*** Block opens ***
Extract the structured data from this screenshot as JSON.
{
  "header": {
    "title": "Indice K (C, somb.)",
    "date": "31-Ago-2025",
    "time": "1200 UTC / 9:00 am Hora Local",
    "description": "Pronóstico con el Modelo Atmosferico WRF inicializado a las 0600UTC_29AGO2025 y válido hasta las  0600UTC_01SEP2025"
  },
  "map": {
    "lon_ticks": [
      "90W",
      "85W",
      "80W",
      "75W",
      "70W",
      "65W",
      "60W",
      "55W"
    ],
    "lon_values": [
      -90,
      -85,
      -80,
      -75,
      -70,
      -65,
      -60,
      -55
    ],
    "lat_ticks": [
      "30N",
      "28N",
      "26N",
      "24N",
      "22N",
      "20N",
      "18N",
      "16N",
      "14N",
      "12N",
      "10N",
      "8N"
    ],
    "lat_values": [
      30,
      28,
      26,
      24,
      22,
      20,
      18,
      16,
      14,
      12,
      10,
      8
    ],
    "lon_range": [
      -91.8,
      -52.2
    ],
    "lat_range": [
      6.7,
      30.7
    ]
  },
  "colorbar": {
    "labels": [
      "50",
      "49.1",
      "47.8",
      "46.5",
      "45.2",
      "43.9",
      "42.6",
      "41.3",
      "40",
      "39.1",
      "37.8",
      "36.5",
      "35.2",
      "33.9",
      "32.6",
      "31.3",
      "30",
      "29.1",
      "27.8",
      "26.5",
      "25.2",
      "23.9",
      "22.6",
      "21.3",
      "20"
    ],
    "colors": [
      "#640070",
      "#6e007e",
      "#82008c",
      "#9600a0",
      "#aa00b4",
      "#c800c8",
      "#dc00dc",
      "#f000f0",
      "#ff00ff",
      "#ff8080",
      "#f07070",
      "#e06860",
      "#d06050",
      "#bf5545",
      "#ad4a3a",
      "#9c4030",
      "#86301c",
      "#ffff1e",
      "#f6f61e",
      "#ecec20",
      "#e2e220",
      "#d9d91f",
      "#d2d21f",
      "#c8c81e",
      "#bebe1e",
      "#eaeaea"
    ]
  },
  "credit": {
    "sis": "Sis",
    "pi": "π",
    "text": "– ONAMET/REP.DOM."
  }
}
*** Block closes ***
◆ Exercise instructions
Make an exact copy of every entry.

◆ Result of this task
Extract the structured data from this screenshot as JSON.
{
  "header": {
    "title": "Indice K (C, somb.)",
    "date": "31-Ago-2025",
    "time": "1200 UTC / 9:00 am Hora Local",
    "description": "Pronóstico con el Modelo Atmosferico WRF inicializado a las 0600UTC_29AGO2025 y válido hasta las  0600UTC_01SEP2025"
  },
  "map": {
    "lon_ticks": [
      "90W",
      "85W",
      "80W",
      "75W",
      "70W",
      "65W",
      "60W",
      "55W"
    ],
    "lon_values": [
      -90,
      -85,
      -80,
      -75,
      -70,
      -65,
      -60,
      -55
    ],
    "lat_ticks": [
      "30N",
      "28N",
      "26N",
      "24N",
      "22N",
      "20N",
      "18N",
      "16N",
      "14N",
      "12N",
      "10N",
      "8N"
    ],
    "lat_values": [
      30,
      28,
      26,
      24,
      22,
      20,
      18,
      16,
      14,
      12,
      10,
      8
    ],
    "lon_range": [
      -91.8,
      -52.2
    ],
    "lat_range": [
      6.7,
      30.7
    ]
  },
  "colorbar": {
    "labels": [
      "50",
      "49.1",
      "47.8",
      "46.5",
      "45.2",
      "43.9",
      "42.6",
      "41.3",
      "40",
      "39.1",
      "37.8",
      "36.5",
      "35.2",
      "33.9",
      "32.6",
      "31.3",
      "30",
      "29.1",
      "27.8",
      "26.5",
      "25.2",
      "23.9",
      "22.6",
      "21.3",
      "20"
    ],
    "colors": [
      "#640070",
      "#6e007e",
      "#82008c",
      "#9600a0",
      "#aa00b4",
      "#c800c8",
      "#dc00dc",
      "#f000f0",
      "#ff00ff",
      "#ff8080",
      "#f07070",
      "#e06860",
      "#d06050",
      "#bf5545",
      "#ad4a3a",
      "#9c4030",
      "#86301c",
      "#ffff1e",
      "#f6f61e",
      "#ecec20",
      "#e2e220",
      "#d9d91f",
      "#d2d21f",
      "#c8c81e",
      "#bebe1e",
      "#eaeaea"
    ]
  },
  "credit": {
    "sis": "Sis",
    "pi": "π",
    "text": "– ONAMET/REP.DOM."
  }
}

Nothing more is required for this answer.